"Mybyself!"
Remembering her little sister in infancy, this author elevates from her family's lore two phrases that I'll remember.  "I hold my own hand!" the girl would say, pulling away from a grown-up's gentle grasp.  Other times, she'd cry, "Mybyself!"   The writer tells of these in response to Wisdom 6.17, "The beginning of wisdom is the most sincere desire for instruction."  She asks us, "Are you holding your own hand? How might you ask for help?"

Writing about Jesus as "anchor of the soul, a hope that enters the inner shrine behind the curtain," (Heb 6.19), she gives a list of her worries:
I have a restless soul sometimes.  I feel restless about where my life is headed - the well-being of my children, the bottom line in my checking account, and my overall health.  Don't even ask about what sort of chicken coop we should build this summer, or whether to reach out to an old friend or let sleeping dogs lie.
I can identify with all that, if I substitute siding repair for the chicken coop.  She challenges us going forward to keep nearby a rock inscribed with one word for what "anchors" us.

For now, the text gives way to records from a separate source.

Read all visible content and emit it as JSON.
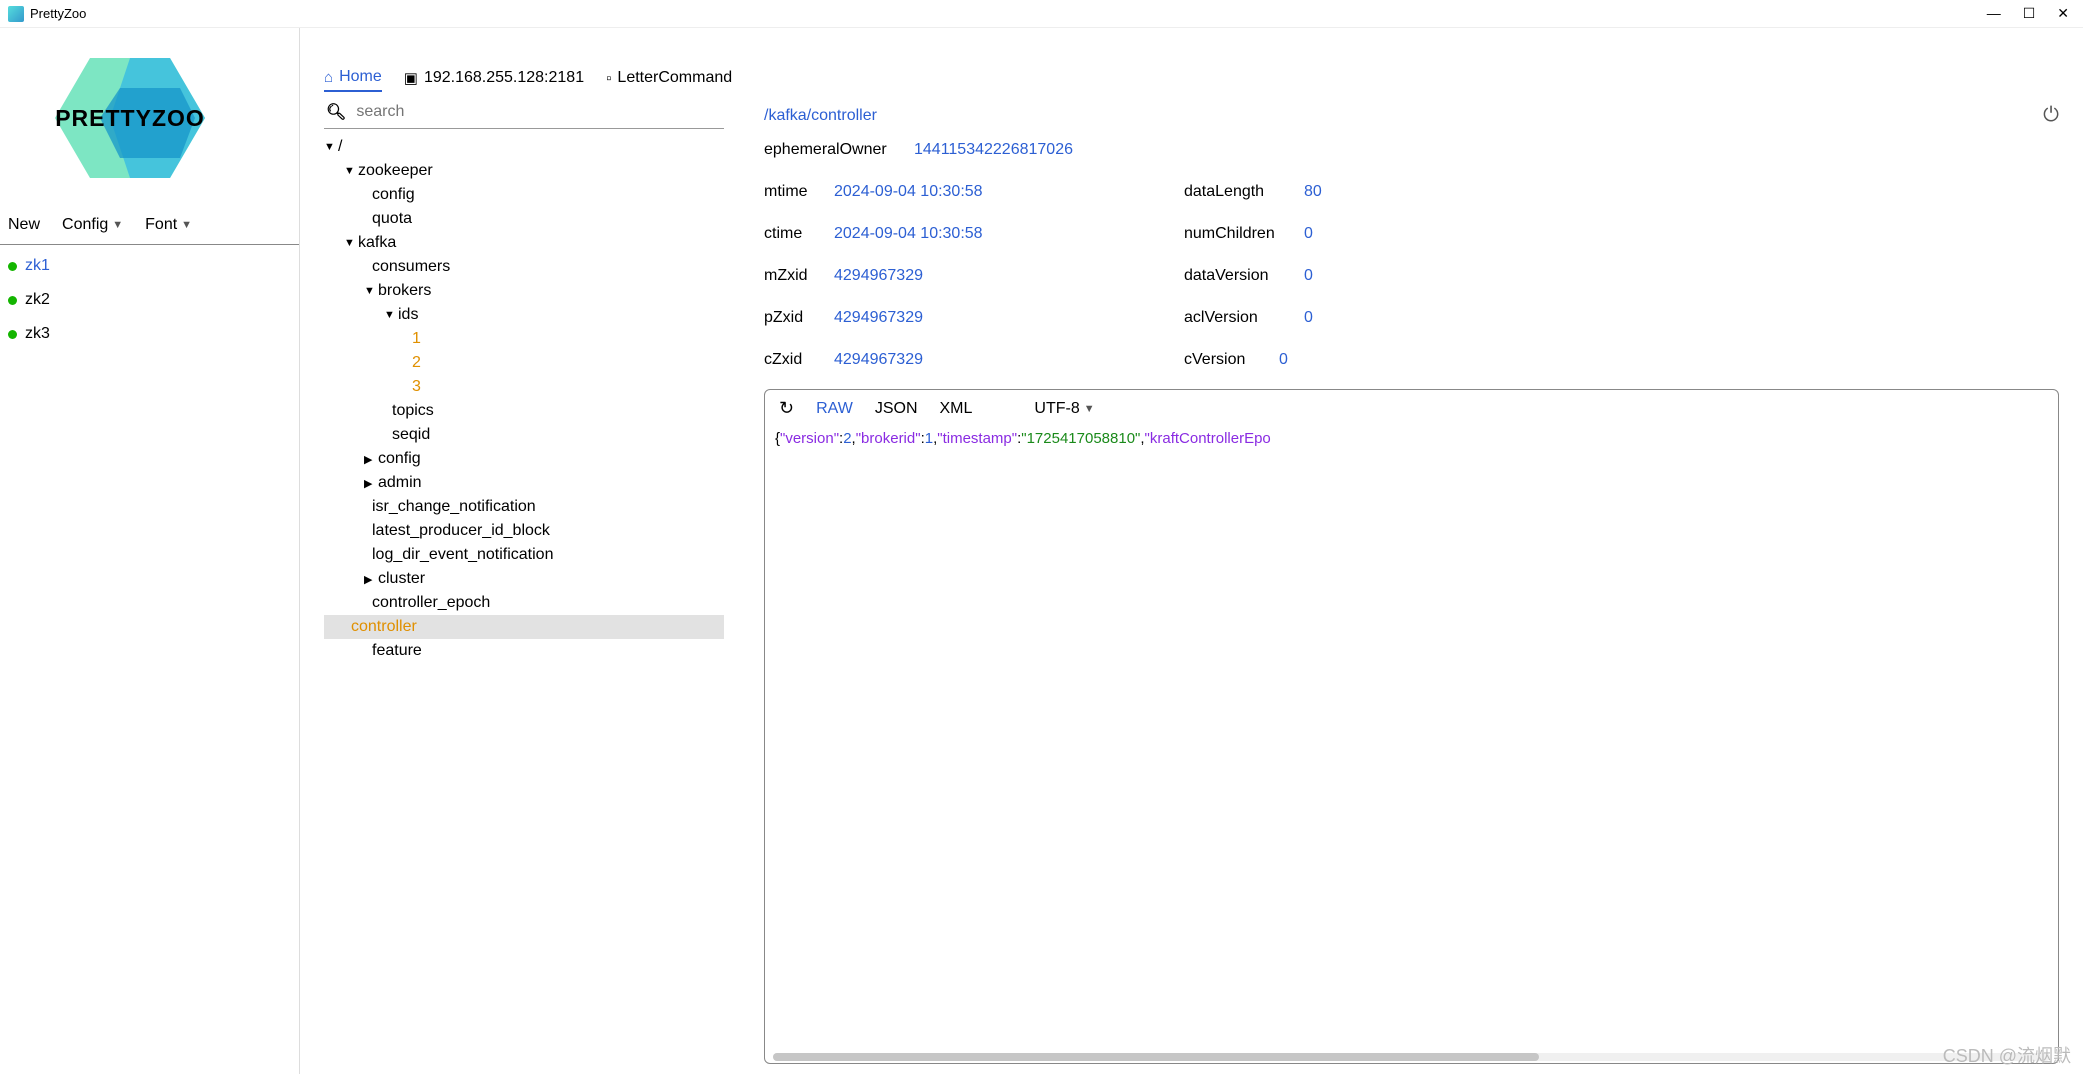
{
  "window": {
    "title": "PrettyZoo"
  },
  "logo": {
    "text": "PRETTYZOO"
  },
  "sidebarMenu": {
    "new": "New",
    "config": "Config",
    "font": "Font"
  },
  "servers": [
    {
      "name": "zk1",
      "active": true
    },
    {
      "name": "zk2",
      "active": false
    },
    {
      "name": "zk3",
      "active": false
    }
  ],
  "tabs": {
    "home": "Home",
    "terminal": "192.168.255.128:2181",
    "letter": "LetterCommand"
  },
  "search": {
    "placeholder": "search"
  },
  "tree": {
    "root": "/",
    "zookeeper": "zookeeper",
    "zk_config": "config",
    "zk_quota": "quota",
    "kafka": "kafka",
    "consumers": "consumers",
    "brokers": "brokers",
    "ids": "ids",
    "id1": "1",
    "id2": "2",
    "id3": "3",
    "topics": "topics",
    "seqid": "seqid",
    "config": "config",
    "admin": "admin",
    "isr": "isr_change_notification",
    "lpib": "latest_producer_id_block",
    "lden": "log_dir_event_notification",
    "cluster": "cluster",
    "ctrl_epoch": "controller_epoch",
    "controller": "controller",
    "feature": "feature"
  },
  "detail": {
    "path": "/kafka/controller",
    "stats": {
      "ephemeralOwner_l": "ephemeralOwner",
      "ephemeralOwner_v": "144115342226817026",
      "mtime_l": "mtime",
      "mtime_v": "2024-09-04 10:30:58",
      "dataLength_l": "dataLength",
      "dataLength_v": "80",
      "ctime_l": "ctime",
      "ctime_v": "2024-09-04 10:30:58",
      "numChildren_l": "numChildren",
      "numChildren_v": "0",
      "mZxid_l": "mZxid",
      "mZxid_v": "4294967329",
      "dataVersion_l": "dataVersion",
      "dataVersion_v": "0",
      "pZxid_l": "pZxid",
      "pZxid_v": "4294967329",
      "aclVersion_l": "aclVersion",
      "aclVersion_v": "0",
      "cZxid_l": "cZxid",
      "cZxid_v": "4294967329",
      "cVersion_l": "cVersion",
      "cVersion_v": "0"
    },
    "formats": {
      "raw": "RAW",
      "json": "JSON",
      "xml": "XML"
    },
    "encoding": "UTF-8",
    "data": {
      "k_version": "\"version\"",
      "v_version": "2",
      "k_brokerid": "\"brokerid\"",
      "v_brokerid": "1",
      "k_timestamp": "\"timestamp\"",
      "v_timestamp": "\"1725417058810\"",
      "k_kraft": "\"kraftControllerEpo"
    }
  },
  "watermark": "CSDN @流烟默"
}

On May 31st, "the Visitation," she points out how Mary, burdened by the loneliness of her experience, visited her cousin Elizabeth.   "So often...we isolate ourselves.  We fear that the worst is true - we are all alone and have been abandoned."  She challenges us to think bout the Elizabeths in our lives.

Thanks, Jerusalem Jackson Greer
The author is described as a "writer, speaker, and the parish life and family minister at St. Peter's Episcopal Church in Conway, Arkansas."  Her web site is jerusalemgreer.com.